Thursday, August 27, 2015

I've finished the first draft of a novel

I've finished a first draft of my science fiction novel, Cobalt Slave. It is a hard sci-fi story set on a new planet colonized by a slowship.

Cobalt is a trace element necessary for human life. In the story, one man realizes that by controlling the entire supply of cobalt he can control this new world. As a result, everyone on the new colony has to do what the Department of Public Health commands, or the department simply lets them die a slow, painful death by vitamin deficiency.

With the planet's irreplaceable, high tech equipment brought from Earth slowly breaking down, the new Director of the Public Health Department is forced to find new ways to maintain his power. This creates an opening for others both outside and within his government to try to seize control of the cobalt. It is a story of intrigue, backstabbing, and rebellion set in a unique world.

This project was just for fun. If you are interested in reading to give me feedback or help me get it published, let me know.

Wednesday, August 19, 2015

There are unicorns out there

One thing I love about space and science fiction is the incredible number of possibilities. We suspect the universe contains around a septillion stars -- 1,000,000,000,000,000,000,000,000. Even if we pessimistically assume one in every million stars contains a planet with life, that is still a quintillion planets -- 1,000,000,000,000,000,000 -- an unimaginable number of possible ecosystems.
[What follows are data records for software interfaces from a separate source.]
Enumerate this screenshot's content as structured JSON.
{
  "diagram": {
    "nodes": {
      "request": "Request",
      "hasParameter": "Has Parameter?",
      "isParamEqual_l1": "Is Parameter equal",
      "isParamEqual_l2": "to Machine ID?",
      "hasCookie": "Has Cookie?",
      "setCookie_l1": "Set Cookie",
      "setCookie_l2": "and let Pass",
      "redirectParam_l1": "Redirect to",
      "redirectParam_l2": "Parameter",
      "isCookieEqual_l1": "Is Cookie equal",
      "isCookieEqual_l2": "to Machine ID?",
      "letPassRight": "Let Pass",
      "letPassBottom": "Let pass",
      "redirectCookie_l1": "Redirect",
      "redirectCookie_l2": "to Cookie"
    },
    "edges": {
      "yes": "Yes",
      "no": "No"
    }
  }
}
The number is so great that if certain things are technically possible they become almost probable. Basically, any creature that we can imagine, as long as it obeys the basic laws of physics and would make at least some evolutionary sense, probably exists in some form, somewhere out there.

So on some distant planet, there is likely a species of animal that evolved to fill the same ecologic niche as equines and also have a single long horn for mating displays. There is a very good chance that in some alien forest, there are large, hairy bipeds walking around that look and act just like our mythical sasquatches. At this moment, there are probably large, scaly, winged creatures flying around looking for prey under a distant star which bear an incredible resemblance to dragons.

This is one of the things that has always drawn me science fiction over fantasy. While I won't live long enough to see if we ever find anything like the incredible creatures or worlds some of the greatest sci-fi authors have dreamed up, there is something magical knowing that probability suggests they may really exist in some form out there.

*Andromeda galaxy picture from NASA

Monday, August 10, 2015

My drug sniffing app

I have an amazing business opportunity, and I'm looking for investors. I'm creating a smartphone app that will use the sound of a police officer simply tapping against a car to determine if a vehicle might hold illegal drugs.

Naturally, you might be wondering how I was able to come up with a way to accurately detect illegal drugs with the just the mic of a simple smartphone. The answer is I haven't -- but that does not at all matter. Being able to accurately tell if a suspect might have drugs in their vehicle is simply not a concern for our justice system.

Our current system often uses so-called "drug sniffing dogs," and they are often truly terrible at their jobs. The problem is dogs aren't trying to find drugs. They are trying to make their handlers happy, and often what makes their handlers happy is getting a legal excuse to search a suspect's car. Some dogs will give the alert basically every time they are brought out to a car, regardless if there are drugs or not. Yet American courts still allow these dogs to be used as an excuse for a search.

Since it seems what our police and judicial system really wants is just a flimsy excuse to freely circumvent the 4th Amendment, there is naturally an incredible opening for innovation and tech disruption. It is dramatically cheaper and faster to program an app to indicate that illegal drugs might be present whenever it is convenient for a police officer than it is to program a dog to. Instead of spending thousands on training a dog with a horrible false-positive rate, the government could spend just $1.99 on my app with an equally bad false-positive rate. 

Too many tech companies are too focused on how to make things actually work better or faster. They have missed a real opportunity to make money helping the government do something that doesn't work.